> About this task
Report every line of the records below that includes the string "kamera".

BEGIN Extracted information

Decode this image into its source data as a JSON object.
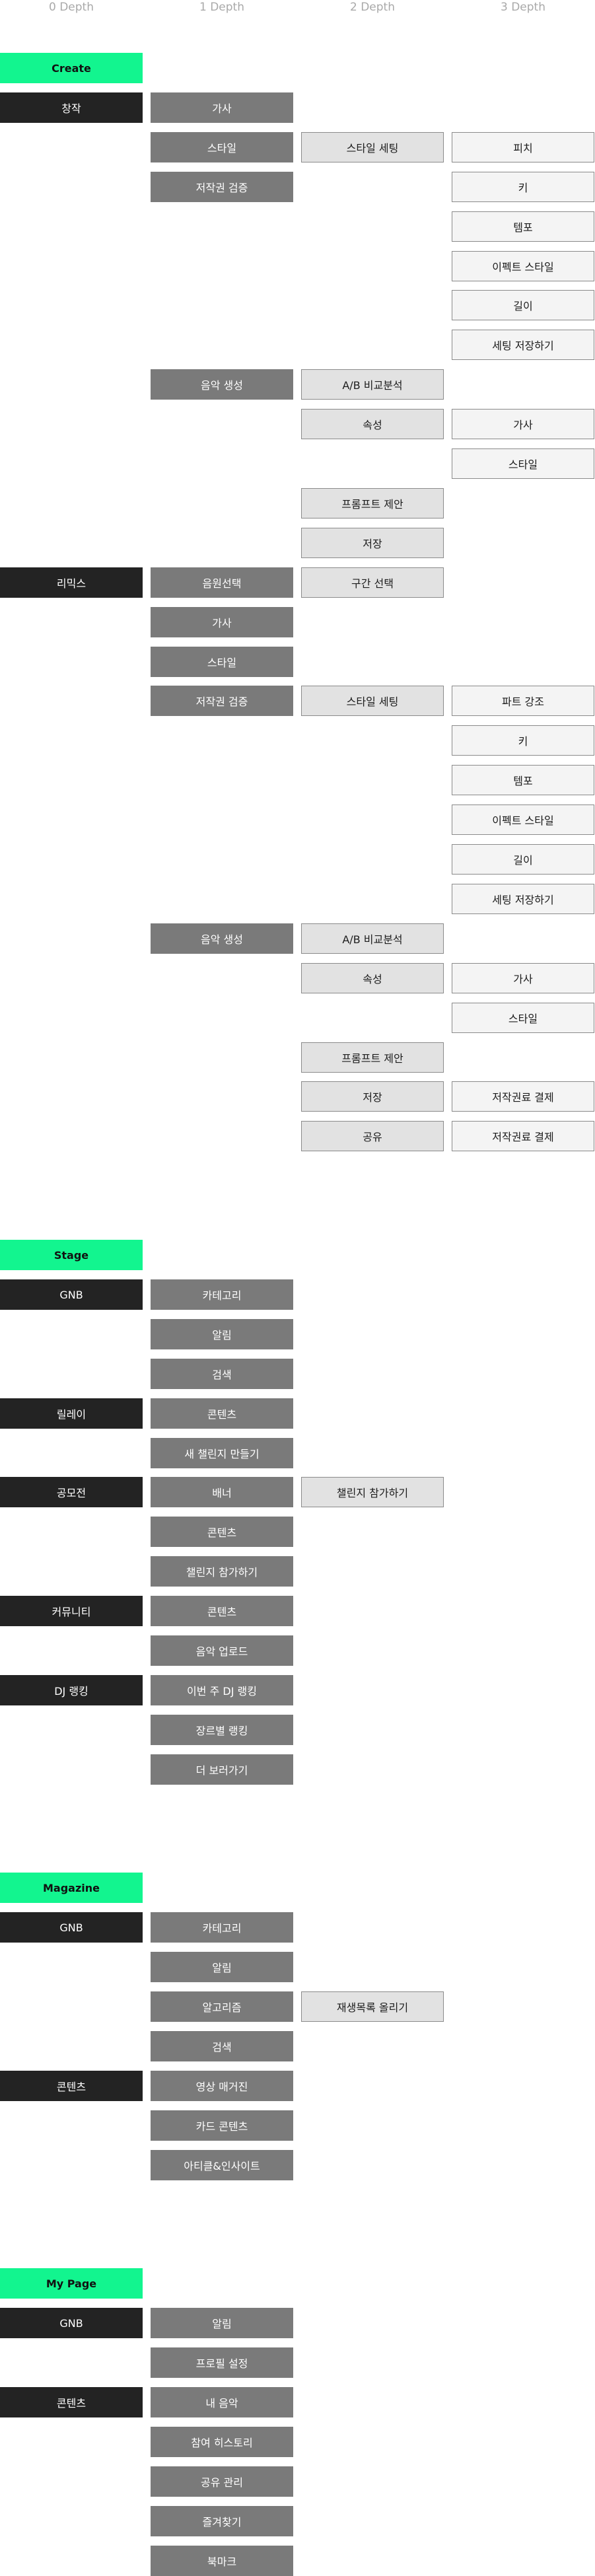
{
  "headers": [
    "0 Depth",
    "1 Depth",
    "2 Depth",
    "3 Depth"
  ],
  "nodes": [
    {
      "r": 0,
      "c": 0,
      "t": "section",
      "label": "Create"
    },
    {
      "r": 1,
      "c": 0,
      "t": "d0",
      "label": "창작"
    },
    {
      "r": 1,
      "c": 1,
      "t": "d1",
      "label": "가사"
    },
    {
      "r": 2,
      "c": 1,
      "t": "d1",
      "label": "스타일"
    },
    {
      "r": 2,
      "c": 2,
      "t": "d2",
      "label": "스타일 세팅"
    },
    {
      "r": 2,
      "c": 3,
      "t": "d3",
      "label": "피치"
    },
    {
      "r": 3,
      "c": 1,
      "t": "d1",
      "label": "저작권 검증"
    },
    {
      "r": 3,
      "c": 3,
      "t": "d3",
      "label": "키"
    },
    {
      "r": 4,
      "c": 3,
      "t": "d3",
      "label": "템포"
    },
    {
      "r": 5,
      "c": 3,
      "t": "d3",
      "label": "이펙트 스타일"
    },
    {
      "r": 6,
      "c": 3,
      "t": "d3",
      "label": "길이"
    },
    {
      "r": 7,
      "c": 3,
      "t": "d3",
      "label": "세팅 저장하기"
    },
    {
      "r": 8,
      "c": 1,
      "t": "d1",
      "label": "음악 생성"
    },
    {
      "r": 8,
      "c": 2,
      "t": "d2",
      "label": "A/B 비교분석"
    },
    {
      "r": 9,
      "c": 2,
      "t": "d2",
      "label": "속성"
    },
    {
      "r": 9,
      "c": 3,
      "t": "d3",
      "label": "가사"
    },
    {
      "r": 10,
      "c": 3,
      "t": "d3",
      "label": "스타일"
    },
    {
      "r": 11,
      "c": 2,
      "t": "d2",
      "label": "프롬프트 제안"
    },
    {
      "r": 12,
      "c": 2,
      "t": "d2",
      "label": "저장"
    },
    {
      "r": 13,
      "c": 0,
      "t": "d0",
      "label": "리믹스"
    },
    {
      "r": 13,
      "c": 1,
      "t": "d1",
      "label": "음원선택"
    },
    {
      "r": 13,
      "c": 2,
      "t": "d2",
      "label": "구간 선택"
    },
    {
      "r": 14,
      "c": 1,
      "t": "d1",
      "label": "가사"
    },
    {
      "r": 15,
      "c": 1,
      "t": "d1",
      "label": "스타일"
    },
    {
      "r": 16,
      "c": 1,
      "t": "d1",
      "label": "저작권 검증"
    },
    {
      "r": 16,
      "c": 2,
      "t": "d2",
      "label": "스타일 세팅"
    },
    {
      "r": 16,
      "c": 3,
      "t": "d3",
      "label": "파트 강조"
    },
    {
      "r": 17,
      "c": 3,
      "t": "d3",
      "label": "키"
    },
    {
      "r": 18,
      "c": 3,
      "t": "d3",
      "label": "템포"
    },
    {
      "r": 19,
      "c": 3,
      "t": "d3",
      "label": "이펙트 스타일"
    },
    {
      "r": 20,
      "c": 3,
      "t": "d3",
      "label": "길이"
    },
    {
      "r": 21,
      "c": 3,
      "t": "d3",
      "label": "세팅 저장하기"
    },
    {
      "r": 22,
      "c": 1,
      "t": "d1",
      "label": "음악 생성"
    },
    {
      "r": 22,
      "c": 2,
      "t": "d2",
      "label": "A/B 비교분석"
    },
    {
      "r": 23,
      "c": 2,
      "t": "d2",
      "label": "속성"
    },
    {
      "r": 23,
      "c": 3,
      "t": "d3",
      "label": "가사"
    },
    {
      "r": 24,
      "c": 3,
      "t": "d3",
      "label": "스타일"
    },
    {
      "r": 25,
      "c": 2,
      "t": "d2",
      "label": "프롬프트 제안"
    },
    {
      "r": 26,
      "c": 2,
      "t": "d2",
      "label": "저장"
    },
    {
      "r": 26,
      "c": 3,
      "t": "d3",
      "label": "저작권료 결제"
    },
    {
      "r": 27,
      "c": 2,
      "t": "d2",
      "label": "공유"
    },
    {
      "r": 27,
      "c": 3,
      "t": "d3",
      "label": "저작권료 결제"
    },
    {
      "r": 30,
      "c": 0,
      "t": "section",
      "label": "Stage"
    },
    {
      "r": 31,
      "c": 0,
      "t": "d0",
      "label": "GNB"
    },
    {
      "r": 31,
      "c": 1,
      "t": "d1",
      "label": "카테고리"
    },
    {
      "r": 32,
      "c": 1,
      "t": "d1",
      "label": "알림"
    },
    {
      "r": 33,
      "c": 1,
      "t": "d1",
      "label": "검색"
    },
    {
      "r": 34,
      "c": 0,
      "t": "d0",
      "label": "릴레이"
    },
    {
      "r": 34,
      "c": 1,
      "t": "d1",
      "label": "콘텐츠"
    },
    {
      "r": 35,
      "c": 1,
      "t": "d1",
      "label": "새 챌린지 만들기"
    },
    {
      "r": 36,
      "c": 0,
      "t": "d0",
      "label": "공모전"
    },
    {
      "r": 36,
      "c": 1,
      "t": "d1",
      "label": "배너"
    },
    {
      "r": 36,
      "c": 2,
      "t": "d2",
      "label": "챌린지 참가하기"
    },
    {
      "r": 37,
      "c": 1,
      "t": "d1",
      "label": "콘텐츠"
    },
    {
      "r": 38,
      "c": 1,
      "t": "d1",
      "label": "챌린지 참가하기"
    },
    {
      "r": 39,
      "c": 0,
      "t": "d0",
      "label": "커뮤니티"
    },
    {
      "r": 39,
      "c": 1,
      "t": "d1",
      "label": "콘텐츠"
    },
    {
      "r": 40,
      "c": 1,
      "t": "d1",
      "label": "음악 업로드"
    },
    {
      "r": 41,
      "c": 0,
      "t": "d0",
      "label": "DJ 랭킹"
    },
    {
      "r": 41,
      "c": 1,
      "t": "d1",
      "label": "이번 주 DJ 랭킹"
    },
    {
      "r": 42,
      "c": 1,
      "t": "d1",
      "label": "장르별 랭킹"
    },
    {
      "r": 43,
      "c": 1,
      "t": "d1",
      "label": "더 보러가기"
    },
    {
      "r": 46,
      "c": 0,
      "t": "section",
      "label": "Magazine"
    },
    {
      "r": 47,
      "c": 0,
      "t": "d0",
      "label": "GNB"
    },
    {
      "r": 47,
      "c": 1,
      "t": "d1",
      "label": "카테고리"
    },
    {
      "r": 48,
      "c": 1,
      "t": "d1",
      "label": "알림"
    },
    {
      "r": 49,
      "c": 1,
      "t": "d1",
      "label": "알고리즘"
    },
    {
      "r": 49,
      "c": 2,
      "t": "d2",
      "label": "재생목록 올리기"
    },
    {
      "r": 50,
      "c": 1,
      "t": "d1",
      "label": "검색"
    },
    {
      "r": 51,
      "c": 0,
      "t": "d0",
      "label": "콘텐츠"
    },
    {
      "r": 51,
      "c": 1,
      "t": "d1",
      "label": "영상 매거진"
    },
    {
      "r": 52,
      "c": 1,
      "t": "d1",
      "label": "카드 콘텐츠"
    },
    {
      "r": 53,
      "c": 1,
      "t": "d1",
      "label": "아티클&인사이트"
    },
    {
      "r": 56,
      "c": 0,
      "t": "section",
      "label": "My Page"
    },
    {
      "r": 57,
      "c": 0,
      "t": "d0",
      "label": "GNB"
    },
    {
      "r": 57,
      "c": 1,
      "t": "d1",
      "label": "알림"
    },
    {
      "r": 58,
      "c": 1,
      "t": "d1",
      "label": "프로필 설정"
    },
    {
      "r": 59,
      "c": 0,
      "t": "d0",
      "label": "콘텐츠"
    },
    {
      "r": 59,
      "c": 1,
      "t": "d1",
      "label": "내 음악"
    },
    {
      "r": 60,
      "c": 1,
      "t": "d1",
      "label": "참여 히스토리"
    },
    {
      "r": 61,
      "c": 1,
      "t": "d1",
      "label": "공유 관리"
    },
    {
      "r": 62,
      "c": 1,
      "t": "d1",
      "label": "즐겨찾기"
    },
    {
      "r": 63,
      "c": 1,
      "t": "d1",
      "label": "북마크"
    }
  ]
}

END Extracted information
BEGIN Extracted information

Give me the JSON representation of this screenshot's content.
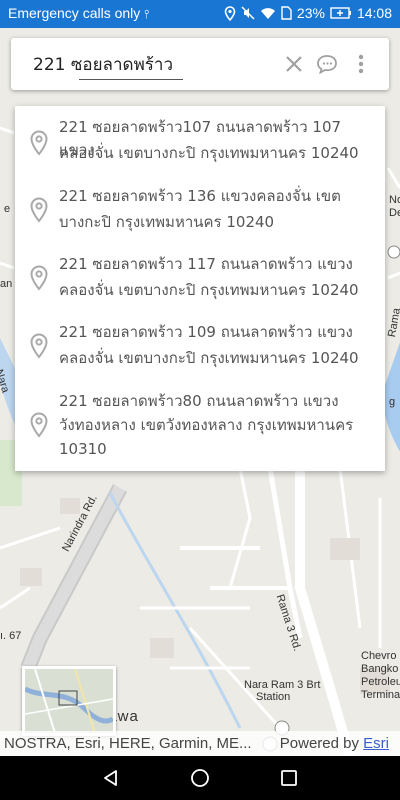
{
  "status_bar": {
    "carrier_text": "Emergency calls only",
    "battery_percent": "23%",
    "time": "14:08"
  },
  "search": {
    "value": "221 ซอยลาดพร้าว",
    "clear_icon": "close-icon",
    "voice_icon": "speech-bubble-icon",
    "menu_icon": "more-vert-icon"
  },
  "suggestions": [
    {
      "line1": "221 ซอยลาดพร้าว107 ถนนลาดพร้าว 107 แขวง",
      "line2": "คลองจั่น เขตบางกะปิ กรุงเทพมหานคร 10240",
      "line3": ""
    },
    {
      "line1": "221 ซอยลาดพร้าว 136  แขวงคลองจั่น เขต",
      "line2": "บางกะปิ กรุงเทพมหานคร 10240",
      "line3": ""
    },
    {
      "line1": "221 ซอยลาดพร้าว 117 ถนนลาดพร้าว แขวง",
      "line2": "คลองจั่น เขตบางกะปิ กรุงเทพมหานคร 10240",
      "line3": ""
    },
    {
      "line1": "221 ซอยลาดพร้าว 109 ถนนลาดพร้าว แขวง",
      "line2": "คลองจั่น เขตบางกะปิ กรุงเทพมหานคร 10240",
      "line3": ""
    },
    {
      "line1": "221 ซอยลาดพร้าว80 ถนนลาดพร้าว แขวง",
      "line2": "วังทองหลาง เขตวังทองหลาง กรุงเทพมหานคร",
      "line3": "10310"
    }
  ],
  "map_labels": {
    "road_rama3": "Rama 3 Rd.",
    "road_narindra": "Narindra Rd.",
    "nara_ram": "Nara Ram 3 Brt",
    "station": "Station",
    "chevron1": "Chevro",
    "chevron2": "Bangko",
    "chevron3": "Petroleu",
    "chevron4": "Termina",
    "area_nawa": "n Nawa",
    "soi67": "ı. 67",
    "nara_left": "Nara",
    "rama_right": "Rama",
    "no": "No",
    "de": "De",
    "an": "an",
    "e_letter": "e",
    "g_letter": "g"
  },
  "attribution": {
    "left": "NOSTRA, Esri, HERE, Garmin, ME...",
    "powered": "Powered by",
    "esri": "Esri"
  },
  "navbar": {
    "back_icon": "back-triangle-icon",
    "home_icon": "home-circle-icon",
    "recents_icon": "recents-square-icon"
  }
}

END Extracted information
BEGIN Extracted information

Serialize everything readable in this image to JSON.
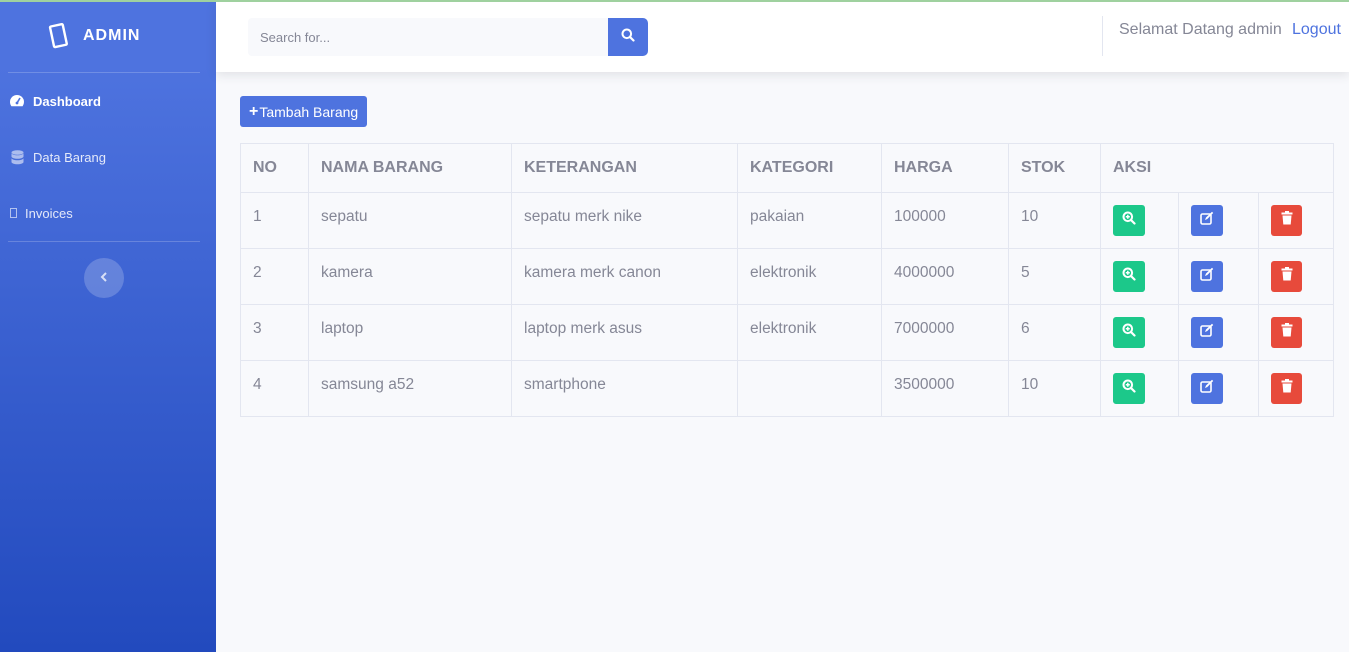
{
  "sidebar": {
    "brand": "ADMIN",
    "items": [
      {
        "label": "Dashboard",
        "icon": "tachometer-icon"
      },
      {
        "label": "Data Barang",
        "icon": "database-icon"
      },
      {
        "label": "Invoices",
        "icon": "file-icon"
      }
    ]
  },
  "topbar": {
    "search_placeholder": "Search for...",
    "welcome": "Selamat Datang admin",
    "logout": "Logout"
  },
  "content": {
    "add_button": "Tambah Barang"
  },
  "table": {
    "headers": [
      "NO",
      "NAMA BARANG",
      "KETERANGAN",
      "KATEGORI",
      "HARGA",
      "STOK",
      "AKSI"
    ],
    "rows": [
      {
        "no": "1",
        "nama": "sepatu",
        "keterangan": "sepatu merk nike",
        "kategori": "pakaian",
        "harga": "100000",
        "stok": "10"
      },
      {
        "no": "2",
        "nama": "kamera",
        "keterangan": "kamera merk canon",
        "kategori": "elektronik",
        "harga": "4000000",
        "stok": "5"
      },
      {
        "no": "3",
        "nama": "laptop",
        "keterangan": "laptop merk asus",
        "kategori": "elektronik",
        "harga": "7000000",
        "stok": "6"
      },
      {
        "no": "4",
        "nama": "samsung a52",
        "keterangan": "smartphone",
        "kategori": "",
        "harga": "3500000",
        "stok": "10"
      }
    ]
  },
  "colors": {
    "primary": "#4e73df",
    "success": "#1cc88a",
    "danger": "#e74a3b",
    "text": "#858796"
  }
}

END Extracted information

> Solution below
        "nama": "kamera",
        "keterangan": "kamera merk canon",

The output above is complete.